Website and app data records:
☆ ☆ ☆

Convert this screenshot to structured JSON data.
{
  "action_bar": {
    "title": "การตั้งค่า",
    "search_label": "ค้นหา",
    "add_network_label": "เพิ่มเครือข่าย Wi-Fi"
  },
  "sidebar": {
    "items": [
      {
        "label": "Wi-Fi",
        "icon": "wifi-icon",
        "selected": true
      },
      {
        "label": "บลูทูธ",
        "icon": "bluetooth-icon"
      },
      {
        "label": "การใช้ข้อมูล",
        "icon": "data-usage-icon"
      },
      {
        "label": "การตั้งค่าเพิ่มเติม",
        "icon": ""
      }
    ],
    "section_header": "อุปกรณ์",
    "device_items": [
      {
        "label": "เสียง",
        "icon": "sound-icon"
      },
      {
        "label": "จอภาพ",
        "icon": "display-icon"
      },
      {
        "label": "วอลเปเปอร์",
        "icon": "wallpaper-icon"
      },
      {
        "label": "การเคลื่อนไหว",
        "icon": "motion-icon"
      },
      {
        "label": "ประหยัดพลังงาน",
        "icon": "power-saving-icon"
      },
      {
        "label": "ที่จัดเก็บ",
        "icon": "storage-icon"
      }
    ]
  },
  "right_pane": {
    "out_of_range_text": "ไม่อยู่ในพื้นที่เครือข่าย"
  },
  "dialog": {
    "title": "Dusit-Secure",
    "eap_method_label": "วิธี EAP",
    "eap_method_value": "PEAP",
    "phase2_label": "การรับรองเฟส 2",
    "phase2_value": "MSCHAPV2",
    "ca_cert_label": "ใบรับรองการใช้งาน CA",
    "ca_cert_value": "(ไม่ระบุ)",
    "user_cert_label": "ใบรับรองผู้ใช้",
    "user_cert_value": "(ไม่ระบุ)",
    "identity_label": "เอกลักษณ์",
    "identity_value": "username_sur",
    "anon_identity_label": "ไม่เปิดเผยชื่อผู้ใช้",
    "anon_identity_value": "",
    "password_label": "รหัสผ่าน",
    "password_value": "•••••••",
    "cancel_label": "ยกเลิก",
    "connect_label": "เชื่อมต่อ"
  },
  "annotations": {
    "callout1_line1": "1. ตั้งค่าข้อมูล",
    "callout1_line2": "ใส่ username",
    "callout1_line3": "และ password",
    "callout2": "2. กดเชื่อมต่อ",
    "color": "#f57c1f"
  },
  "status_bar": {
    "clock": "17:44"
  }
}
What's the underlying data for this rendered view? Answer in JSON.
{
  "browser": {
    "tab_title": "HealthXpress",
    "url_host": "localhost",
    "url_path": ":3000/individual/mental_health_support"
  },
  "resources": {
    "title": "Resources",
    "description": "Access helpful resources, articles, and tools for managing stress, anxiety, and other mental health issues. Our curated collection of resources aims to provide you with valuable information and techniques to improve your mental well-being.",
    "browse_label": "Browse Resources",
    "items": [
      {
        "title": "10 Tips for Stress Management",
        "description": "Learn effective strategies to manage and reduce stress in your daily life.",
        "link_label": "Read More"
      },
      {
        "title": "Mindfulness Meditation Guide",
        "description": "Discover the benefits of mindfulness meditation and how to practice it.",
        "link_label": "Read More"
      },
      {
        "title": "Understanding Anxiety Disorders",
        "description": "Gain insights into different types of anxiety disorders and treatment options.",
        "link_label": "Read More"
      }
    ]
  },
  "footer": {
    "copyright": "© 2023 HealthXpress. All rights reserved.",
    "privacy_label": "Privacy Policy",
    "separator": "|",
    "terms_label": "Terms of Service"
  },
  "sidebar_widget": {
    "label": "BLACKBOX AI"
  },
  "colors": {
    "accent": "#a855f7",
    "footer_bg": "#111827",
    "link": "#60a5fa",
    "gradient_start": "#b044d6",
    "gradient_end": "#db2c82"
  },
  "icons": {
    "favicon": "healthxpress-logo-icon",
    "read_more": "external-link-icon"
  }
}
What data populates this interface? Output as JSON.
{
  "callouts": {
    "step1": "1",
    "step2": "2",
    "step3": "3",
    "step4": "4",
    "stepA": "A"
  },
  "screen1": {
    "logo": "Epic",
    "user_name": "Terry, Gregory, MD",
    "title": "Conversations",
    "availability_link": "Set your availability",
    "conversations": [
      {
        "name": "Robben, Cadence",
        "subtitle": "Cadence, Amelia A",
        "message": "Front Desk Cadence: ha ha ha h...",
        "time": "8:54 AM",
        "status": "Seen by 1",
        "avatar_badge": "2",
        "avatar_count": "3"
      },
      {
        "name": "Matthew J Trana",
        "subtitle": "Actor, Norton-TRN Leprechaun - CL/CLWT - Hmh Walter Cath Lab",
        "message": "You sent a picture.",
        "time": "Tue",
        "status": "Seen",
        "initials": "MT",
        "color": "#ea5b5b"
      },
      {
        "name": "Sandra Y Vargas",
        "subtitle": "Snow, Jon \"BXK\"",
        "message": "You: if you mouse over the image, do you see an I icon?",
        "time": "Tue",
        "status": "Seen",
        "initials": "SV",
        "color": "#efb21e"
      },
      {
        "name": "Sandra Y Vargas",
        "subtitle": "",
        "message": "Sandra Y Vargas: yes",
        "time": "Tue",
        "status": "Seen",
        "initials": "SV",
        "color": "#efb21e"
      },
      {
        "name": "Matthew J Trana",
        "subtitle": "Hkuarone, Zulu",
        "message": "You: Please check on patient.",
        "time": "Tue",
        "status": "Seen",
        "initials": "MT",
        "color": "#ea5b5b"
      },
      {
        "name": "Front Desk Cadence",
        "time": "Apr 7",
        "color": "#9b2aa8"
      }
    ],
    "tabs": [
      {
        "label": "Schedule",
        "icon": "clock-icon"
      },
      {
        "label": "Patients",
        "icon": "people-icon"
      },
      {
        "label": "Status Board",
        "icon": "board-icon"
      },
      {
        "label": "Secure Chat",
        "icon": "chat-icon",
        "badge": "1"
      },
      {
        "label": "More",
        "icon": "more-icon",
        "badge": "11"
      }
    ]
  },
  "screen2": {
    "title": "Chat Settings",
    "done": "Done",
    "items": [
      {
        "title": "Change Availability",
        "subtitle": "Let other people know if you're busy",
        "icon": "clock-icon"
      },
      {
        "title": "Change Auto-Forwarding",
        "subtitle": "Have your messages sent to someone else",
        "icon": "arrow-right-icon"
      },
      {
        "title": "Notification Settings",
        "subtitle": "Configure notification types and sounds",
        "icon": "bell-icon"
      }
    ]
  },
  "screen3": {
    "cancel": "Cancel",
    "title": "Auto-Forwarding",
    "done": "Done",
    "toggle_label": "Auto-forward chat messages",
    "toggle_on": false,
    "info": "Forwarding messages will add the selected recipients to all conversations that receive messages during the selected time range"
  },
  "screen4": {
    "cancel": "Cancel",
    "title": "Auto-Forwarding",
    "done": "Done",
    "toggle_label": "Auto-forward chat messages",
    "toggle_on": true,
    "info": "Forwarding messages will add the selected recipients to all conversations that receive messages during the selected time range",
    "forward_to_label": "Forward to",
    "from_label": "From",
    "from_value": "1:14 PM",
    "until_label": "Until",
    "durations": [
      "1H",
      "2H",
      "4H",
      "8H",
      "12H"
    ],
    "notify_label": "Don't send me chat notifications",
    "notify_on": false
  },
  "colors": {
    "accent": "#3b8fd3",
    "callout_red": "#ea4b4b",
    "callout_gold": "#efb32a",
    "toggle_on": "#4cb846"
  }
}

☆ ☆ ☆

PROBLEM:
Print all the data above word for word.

TASK ANSWER:
Convert this screenshot to structured JSON data.
{
  "action_bar": {
    "title": "การตั้งค่า",
    "search_label": "ค้นหา",
    "add_network_label": "เพิ่มเครือข่าย Wi-Fi"
  },
  "sidebar": {
    "items": [
      {
        "label": "Wi-Fi",
        "icon": "wifi-icon",
        "selected": true
      },
      {
        "label": "บลูทูธ",
        "icon": "bluetooth-icon"
      },
      {
        "label": "การใช้ข้อมูล",
        "icon": "data-usage-icon"
      },
      {
        "label": "การตั้งค่าเพิ่มเติม",
        "icon": ""
      }
    ],
    "section_header": "อุปกรณ์",
    "device_items": [
      {
        "label": "เสียง",
        "icon": "sound-icon"
      },
      {
        "label": "จอภาพ",
        "icon": "display-icon"
      },
      {
        "label": "วอลเปเปอร์",
        "icon": "wallpaper-icon"
      },
      {
        "label": "การเคลื่อนไหว",
        "icon": "motion-icon"
      },
      {
        "label": "ประหยัดพลังงาน",
        "icon": "power-saving-icon"
      },
      {
        "label": "ที่จัดเก็บ",
        "icon": "storage-icon"
      }
    ]
  },
  "right_pane": {
    "out_of_range_text": "ไม่อยู่ในพื้นที่เครือข่าย"
  },
  "dialog": {
    "title": "Dusit-Secure",
    "eap_method_label": "วิธี EAP",
    "eap_method_value": "PEAP",
    "phase2_label": "การรับรองเฟส 2",
    "phase2_value": "MSCHAPV2",
    "ca_cert_label": "ใบรับรองการใช้งาน CA",
    "ca_cert_value": "(ไม่ระบุ)",
    "user_cert_label": "ใบรับรองผู้ใช้",
    "user_cert_value": "(ไม่ระบุ)",
    "identity_label": "เอกลักษณ์",
    "identity_value": "username_sur",
    "anon_identity_label": "ไม่เปิดเผยชื่อผู้ใช้",
    "anon_identity_value": "",
    "password_label": "รหัสผ่าน",
    "password_value": "•••••••",
    "cancel_label": "ยกเลิก",
    "connect_label": "เชื่อมต่อ"
  },
  "annotations": {
    "callout1_line1": "1. ตั้งค่าข้อมูล",
    "callout1_line2": "ใส่ username",
    "callout1_line3": "และ password",
    "callout2": "2. กดเชื่อมต่อ",
    "color": "#f57c1f"
  },
  "status_bar": {
    "clock": "17:44"
  }
}
What's the underlying data for this rendered view? Answer in JSON.
{
  "browser": {
    "tab_title": "HealthXpress",
    "url_host": "localhost",
    "url_path": ":3000/individual/mental_health_support"
  },
  "resources": {
    "title": "Resources",
    "description": "Access helpful resources, articles, and tools for managing stress, anxiety, and other mental health issues. Our curated collection of resources aims to provide you with valuable information and techniques to improve your mental well-being.",
    "browse_label": "Browse Resources",
    "items": [
      {
        "title": "10 Tips for Stress Management",
        "description": "Learn effective strategies to manage and reduce stress in your daily life.",
        "link_label": "Read More"
      },
      {
        "title": "Mindfulness Meditation Guide",
        "description": "Discover the benefits of mindfulness meditation and how to practice it.",
        "link_label": "Read More"
      },
      {
        "title": "Understanding Anxiety Disorders",
        "description": "Gain insights into different types of anxiety disorders and treatment options.",
        "link_label": "Read More"
      }
    ]
  },
  "footer": {
    "copyright": "© 2023 HealthXpress. All rights reserved.",
    "privacy_label": "Privacy Policy",
    "separator": "|",
    "terms_label": "Terms of Service"
  },
  "sidebar_widget": {
    "label": "BLACKBOX AI"
  },
  "colors": {
    "accent": "#a855f7",
    "footer_bg": "#111827",
    "link": "#60a5fa",
    "gradient_start": "#b044d6",
    "gradient_end": "#db2c82"
  },
  "icons": {
    "favicon": "healthxpress-logo-icon",
    "read_more": "external-link-icon"
  }
}
What data populates this interface? Output as JSON.
{
  "callouts": {
    "step1": "1",
    "step2": "2",
    "step3": "3",
    "step4": "4",
    "stepA": "A"
  },
  "screen1": {
    "logo": "Epic",
    "user_name": "Terry, Gregory, MD",
    "title": "Conversations",
    "availability_link": "Set your availability",
    "conversations": [
      {
        "name": "Robben, Cadence",
        "subtitle": "Cadence, Amelia A",
        "message": "Front Desk Cadence: ha ha ha h...",
        "time": "8:54 AM",
        "status": "Seen by 1",
        "avatar_badge": "2",
        "avatar_count": "3"
      },
      {
        "name": "Matthew J Trana",
        "subtitle": "Actor, Norton-TRN Leprechaun - CL/CLWT - Hmh Walter Cath Lab",
        "message": "You sent a picture.",
        "time": "Tue",
        "status": "Seen",
        "initials": "MT",
        "color": "#ea5b5b"
      },
      {
        "name": "Sandra Y Vargas",
        "subtitle": "Snow, Jon \"BXK\"",
        "message": "You: if you mouse over the image, do you see an I icon?",
        "time": "Tue",
        "status": "Seen",
        "initials": "SV",
        "color": "#efb21e"
      },
      {
        "name": "Sandra Y Vargas",
        "subtitle": "",
        "message": "Sandra Y Vargas: yes",
        "time": "Tue",
        "status": "Seen",
        "initials": "SV",
        "color": "#efb21e"
      },
      {
        "name": "Matthew J Trana",
        "subtitle": "Hkuarone, Zulu",
        "message": "You: Please check on patient.",
        "time": "Tue",
        "status": "Seen",
        "initials": "MT",
        "color": "#ea5b5b"
      },
      {
        "name": "Front Desk Cadence",
        "time": "Apr 7",
        "color": "#9b2aa8"
      }
    ],
    "tabs": [
      {
        "label": "Schedule",
        "icon": "clock-icon"
      },
      {
        "label": "Patients",
        "icon": "people-icon"
      },
      {
        "label": "Status Board",
        "icon": "board-icon"
      },
      {
        "label": "Secure Chat",
        "icon": "chat-icon",
        "badge": "1"
      },
      {
        "label": "More",
        "icon": "more-icon",
        "badge": "11"
      }
    ]
  },
  "screen2": {
    "title": "Chat Settings",
    "done": "Done",
    "items": [
      {
        "title": "Change Availability",
        "subtitle": "Let other people know if you're busy",
        "icon": "clock-icon"
      },
      {
        "title": "Change Auto-Forwarding",
        "subtitle": "Have your messages sent to someone else",
        "icon": "arrow-right-icon"
      },
      {
        "title": "Notification Settings",
        "subtitle": "Configure notification types and sounds",
        "icon": "bell-icon"
      }
    ]
  },
  "screen3": {
    "cancel": "Cancel",
    "title": "Auto-Forwarding",
    "done": "Done",
    "toggle_label": "Auto-forward chat messages",
    "toggle_on": false,
    "info": "Forwarding messages will add the selected recipients to all conversations that receive messages during the selected time range"
  },
  "screen4": {
    "cancel": "Cancel",
    "title": "Auto-Forwarding",
    "done": "Done",
    "toggle_label": "Auto-forward chat messages",
    "toggle_on": true,
    "info": "Forwarding messages will add the selected recipients to all conversations that receive messages during the selected time range",
    "forward_to_label": "Forward to",
    "from_label": "From",
    "from_value": "1:14 PM",
    "until_label": "Until",
    "durations": [
      "1H",
      "2H",
      "4H",
      "8H",
      "12H"
    ],
    "notify_label": "Don't send me chat notifications",
    "notify_on": false
  },
  "colors": {
    "accent": "#3b8fd3",
    "callout_red": "#ea4b4b",
    "callout_gold": "#efb32a",
    "toggle_on": "#4cb846"
  }
}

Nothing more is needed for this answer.